Mr. Obama on Wednesday said the country must deal with “unprecedented economic challenges,” and he has asked congressional leaders to call a joint session of the Senate and House of Representatives for the speech.

The president has proposed making the address on September 7. House Speaker John Boehner has asked Mr. Obama to postpone his remarks by a day.

Boehner said it would be logistically difficult to approve the joint session of Congress in time for a speech next Wednesday. The House is scheduled to reconvene that day following a recess. The Senate will be back in session next Tuesday.

Mr. Obama's proposed time also coincides with a scheduled televised debate among Republican presidential contenders. White House spokesman Jay Carney said there are numerous U.S. television channels that could decide which of the two events to broadcast.

The September 8 time slot proposed by Boehner would mean Mr. Obama would be speaking at the same time as the nationally-televised first official game of the American football season.

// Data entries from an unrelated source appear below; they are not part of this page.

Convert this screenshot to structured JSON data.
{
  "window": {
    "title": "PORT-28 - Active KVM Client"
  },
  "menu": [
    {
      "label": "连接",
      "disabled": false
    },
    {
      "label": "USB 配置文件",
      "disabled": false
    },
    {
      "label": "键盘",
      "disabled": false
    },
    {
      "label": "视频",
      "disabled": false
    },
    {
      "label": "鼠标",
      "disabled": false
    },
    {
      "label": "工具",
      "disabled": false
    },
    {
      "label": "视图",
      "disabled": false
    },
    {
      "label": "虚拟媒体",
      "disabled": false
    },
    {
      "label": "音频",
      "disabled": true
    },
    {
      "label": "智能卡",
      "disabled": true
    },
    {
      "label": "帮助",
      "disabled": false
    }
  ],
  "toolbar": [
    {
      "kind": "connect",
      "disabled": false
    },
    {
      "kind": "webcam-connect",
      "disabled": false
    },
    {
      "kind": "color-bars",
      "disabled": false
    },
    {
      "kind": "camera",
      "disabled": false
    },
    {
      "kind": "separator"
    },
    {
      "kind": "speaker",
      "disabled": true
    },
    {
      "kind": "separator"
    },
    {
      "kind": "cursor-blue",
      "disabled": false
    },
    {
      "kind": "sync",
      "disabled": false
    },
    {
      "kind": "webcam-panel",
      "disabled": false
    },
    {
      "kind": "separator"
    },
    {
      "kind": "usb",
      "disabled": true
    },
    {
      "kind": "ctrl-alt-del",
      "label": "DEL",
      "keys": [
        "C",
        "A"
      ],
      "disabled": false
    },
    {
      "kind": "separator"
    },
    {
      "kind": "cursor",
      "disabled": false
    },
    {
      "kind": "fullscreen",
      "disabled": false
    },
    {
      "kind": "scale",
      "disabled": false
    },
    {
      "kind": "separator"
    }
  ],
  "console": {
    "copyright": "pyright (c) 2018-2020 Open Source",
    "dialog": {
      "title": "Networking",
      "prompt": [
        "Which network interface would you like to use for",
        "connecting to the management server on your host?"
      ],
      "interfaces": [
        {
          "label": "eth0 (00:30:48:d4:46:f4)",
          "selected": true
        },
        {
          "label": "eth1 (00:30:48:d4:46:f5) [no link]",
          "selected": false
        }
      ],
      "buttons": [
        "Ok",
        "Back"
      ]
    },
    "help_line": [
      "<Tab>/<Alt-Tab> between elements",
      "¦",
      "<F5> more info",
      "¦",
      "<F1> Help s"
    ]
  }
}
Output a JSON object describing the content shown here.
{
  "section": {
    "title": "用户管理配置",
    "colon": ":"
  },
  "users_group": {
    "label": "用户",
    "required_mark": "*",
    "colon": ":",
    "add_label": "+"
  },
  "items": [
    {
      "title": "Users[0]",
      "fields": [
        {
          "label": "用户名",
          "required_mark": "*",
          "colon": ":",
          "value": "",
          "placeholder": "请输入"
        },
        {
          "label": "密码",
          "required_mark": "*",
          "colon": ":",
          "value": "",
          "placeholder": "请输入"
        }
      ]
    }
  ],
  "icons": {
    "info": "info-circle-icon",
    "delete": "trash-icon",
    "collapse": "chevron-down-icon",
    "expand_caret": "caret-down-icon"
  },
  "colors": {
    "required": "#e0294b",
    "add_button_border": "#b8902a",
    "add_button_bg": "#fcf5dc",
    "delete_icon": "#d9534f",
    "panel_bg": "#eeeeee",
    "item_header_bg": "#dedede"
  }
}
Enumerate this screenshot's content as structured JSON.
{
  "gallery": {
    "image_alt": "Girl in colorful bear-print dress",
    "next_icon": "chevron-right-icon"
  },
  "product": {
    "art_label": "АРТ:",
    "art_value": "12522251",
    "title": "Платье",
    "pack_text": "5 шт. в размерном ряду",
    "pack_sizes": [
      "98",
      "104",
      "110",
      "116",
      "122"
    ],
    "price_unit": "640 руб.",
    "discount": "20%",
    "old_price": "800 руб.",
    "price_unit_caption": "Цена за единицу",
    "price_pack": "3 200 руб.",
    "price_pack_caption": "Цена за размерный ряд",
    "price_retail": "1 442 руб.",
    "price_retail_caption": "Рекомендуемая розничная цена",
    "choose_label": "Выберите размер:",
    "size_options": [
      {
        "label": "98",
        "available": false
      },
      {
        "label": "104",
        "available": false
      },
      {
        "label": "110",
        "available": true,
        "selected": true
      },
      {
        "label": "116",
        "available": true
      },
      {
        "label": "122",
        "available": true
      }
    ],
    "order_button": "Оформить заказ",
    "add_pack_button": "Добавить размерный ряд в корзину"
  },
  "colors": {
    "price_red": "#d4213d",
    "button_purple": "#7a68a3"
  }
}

The president said he would announce what he called “bipartisan proposals” that Congress could immediately enact. The sluggish American economy is still reeling from the global economic downturn of 2008 and 2009, with about 14 million U.S. workers unemployed and millions more working part-time or in jobs they consider beneath their skill levels.

Mr. Obama's re-election chances next year may largely hinge on the nation's economic fortunes. He said lawmakers in Washington need to “put aside politics and start making decisions based on what is best for our country” and not political considerations.

News accounts say Mr. Obama may propose tax credits for companies that hire more workers, and possibly new spending for repairing schools and other public infrastructure. His plans are likely, however, to encounter stiff opposition from Republicans who oppose more government spending. They say too many federal regulations are hindering U.S. job growth and are proposing legislation to limit the scope of the restrictions.

Republican candidates seeking to oust Mr. Obama from the White House say he has mismanaged the American economy, the world's largest.